No legitimate invoices were provided for any of the seized alcohol. The total amount of duty evaded is estimated as £4,707,771.

A confiscation hearing is listed for 25 October 2013.

Notes for Editors

1. Peter Singh Kunoor (DOB 10/03/1977) of Florence Road, Smethwick, West Midlands. He was arrested on 2 March 2011 at his home address and charged with two counts: one of conspiracy to evade excise duty and one of possession of criminal property on 24 September 2012. He pleaded guilty to conspiracy and was convicted after trial for the second count of possession. He was sentenced last Friday (31 May 2013) at Birmingham Crown Court to five years imprisonment for count one and 18 months imprisonment for count two, both to run concurrently.

2. Gurjit Singh Kunoor (DOB 02/06/1980) of Florence Road, Smethwick, West Midlands. He was arrested at his home address on 3 May 2011 and charged with one count of conspiracy to evade excise duty on 24 September 2012. He pleaded guilty and was sentenced last Friday (31 May 2013) at Birmingham Crown Court to an 18 month prison sentence, suspended for two years.

3. Amandeep Singh (DOB 23/03/1981), who is Peter Singh Kunoor’s brother-in-law, of Warkton Way, Corby, Northants. He was arrested on 28 October 2010 at an industrial unit in Lincolnshire and charged on 29 April 2012 with one count of conspiracy to defraud excise duty. He pleaded guilty at an earlier hearing at Birmingham Crown Court and was sentenced at the same court on 31 May 2013 to three years in jail. He will serve half and will then be liable to deportation.

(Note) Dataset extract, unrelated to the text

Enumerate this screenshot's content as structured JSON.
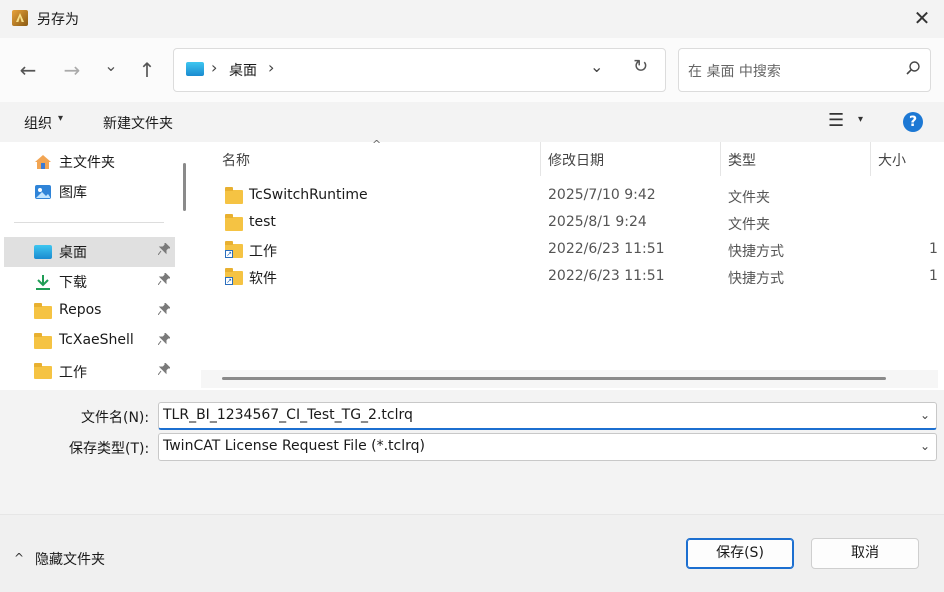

4. Legally the movement of duty suspended alcohol is controlled by HMRC and foreign customs authorities. Alcohol can be stored and moved between bonded warehouses within the EU without the payment of excise duties. When the alcohol is released for sale or exported, the excise duty becomes payable at the rates applicable in the host country where the alcohol is sold. In this case, therefore, UK duty was due as soon as the alcohol was diverted from the UK bonded warehouse onto the UK market.

5. Follow HMRC on Twitter @HMRCgovuk

6. Photos are available on HMRC’s Flickr channel

Issued by HM Revenue & Customs Press Office

HM Revenue & Customs (HMRC) is the UK’s tax authority.

HMRC is responsible for making sure that the money is available to fund the UK’s public services and for helping families and individuals with targeted financial support.